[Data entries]
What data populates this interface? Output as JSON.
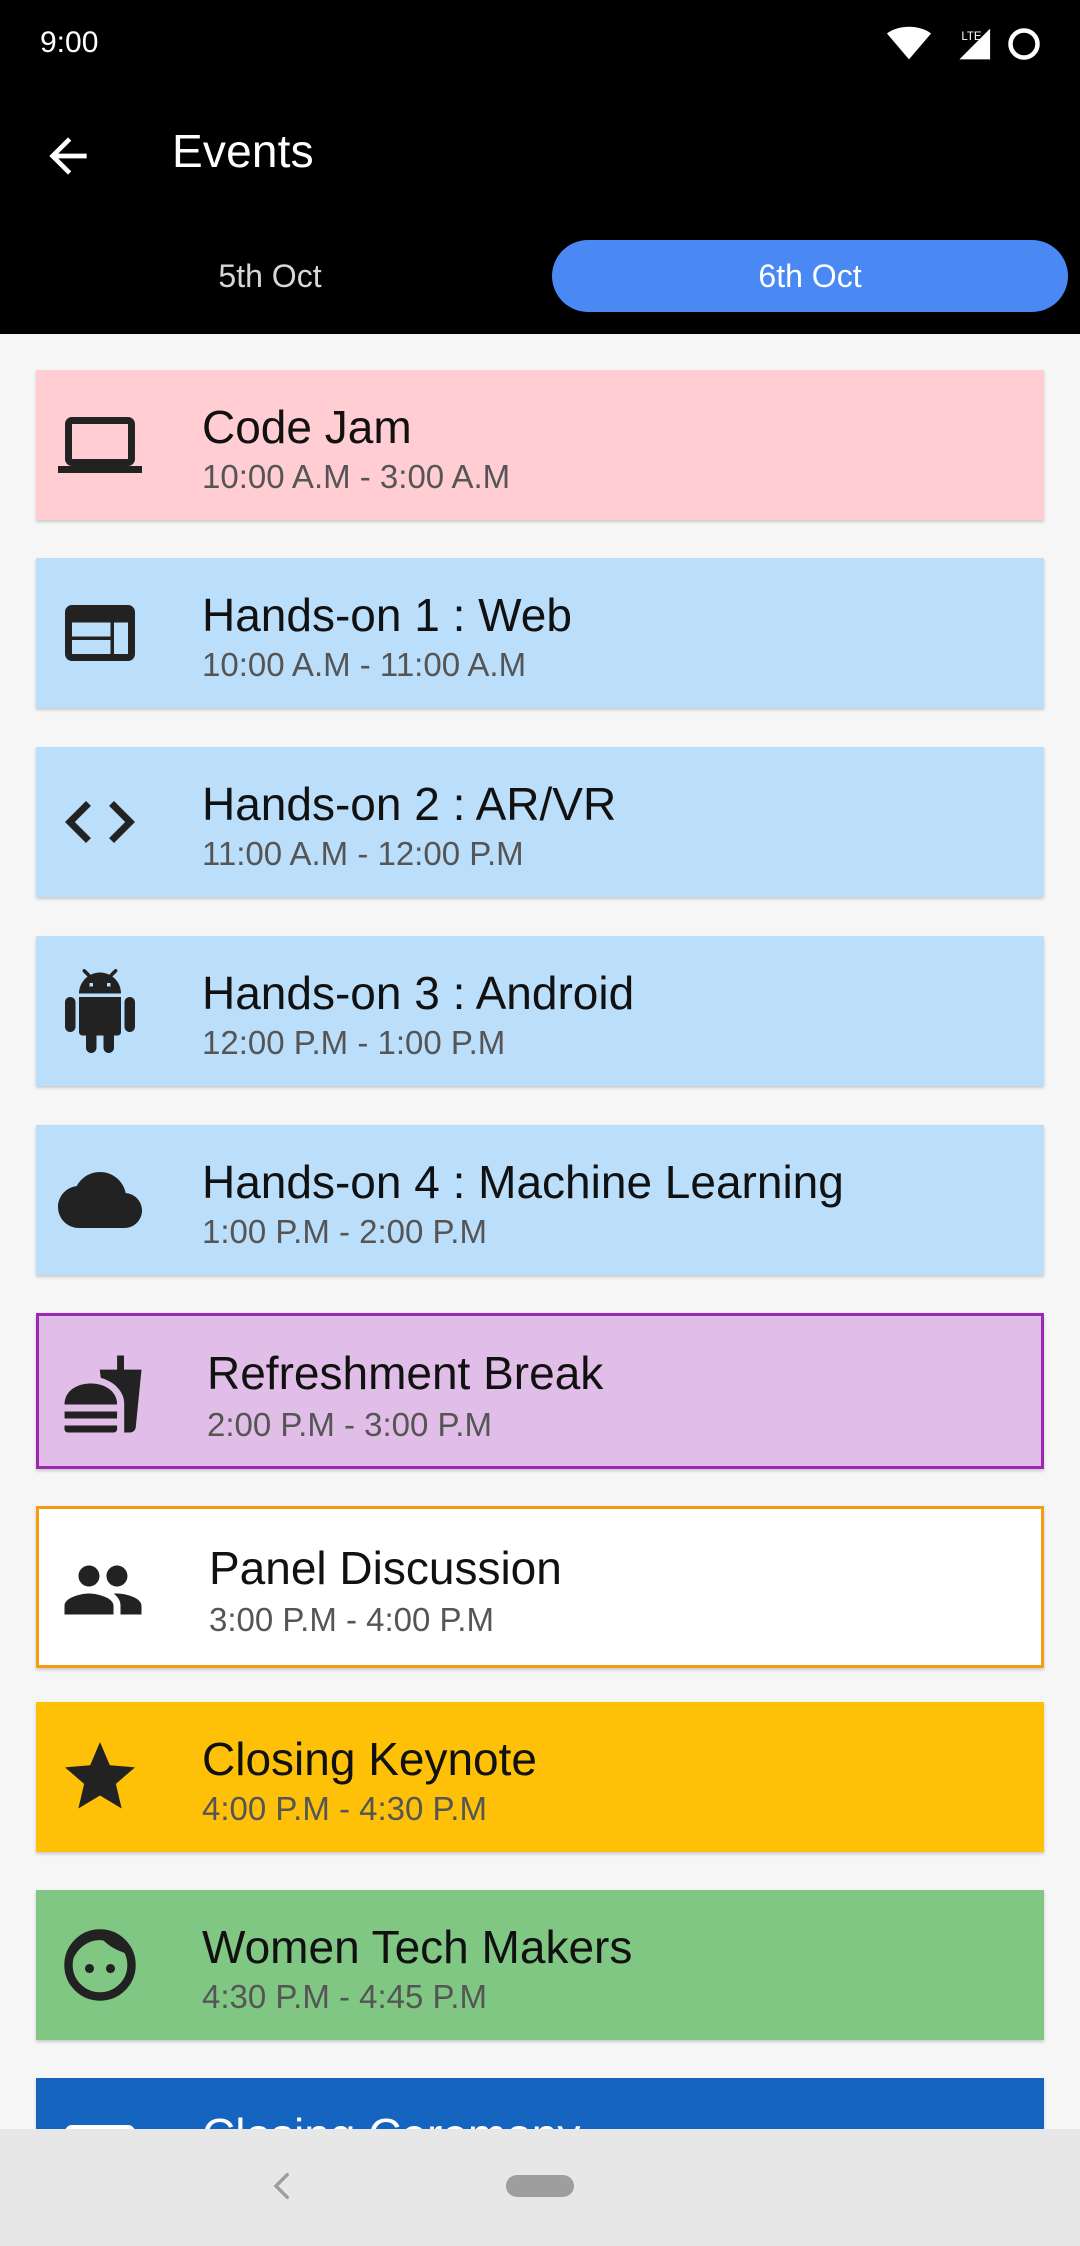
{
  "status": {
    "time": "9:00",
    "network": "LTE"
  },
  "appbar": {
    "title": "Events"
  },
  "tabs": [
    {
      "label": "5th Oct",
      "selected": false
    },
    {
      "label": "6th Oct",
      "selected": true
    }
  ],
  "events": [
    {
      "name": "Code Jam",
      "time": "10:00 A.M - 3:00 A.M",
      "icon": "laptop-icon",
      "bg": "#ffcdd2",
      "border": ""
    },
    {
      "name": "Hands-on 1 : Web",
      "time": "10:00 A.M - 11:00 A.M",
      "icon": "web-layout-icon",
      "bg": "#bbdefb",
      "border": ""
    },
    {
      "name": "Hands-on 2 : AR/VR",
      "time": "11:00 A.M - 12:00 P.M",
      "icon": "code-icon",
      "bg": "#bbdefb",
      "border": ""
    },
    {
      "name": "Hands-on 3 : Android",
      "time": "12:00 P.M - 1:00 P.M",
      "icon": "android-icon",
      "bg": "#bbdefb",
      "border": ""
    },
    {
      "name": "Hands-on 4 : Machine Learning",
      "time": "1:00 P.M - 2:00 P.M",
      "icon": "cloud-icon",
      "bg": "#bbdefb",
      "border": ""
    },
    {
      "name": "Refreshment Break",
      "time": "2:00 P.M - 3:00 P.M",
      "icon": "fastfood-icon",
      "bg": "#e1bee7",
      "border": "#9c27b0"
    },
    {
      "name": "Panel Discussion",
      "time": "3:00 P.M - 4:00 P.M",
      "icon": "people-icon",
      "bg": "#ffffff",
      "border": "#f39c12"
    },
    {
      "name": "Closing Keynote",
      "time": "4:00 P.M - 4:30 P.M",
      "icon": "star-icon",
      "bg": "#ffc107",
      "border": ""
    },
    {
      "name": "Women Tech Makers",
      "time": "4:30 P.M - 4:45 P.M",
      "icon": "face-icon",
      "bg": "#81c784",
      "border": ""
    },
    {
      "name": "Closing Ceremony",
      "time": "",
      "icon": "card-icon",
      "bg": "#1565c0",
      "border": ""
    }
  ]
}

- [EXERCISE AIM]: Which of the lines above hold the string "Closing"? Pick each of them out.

- [COMPLETED EXERCISE]:
      "name": "Closing Keynote",
      "name": "Closing Ceremony",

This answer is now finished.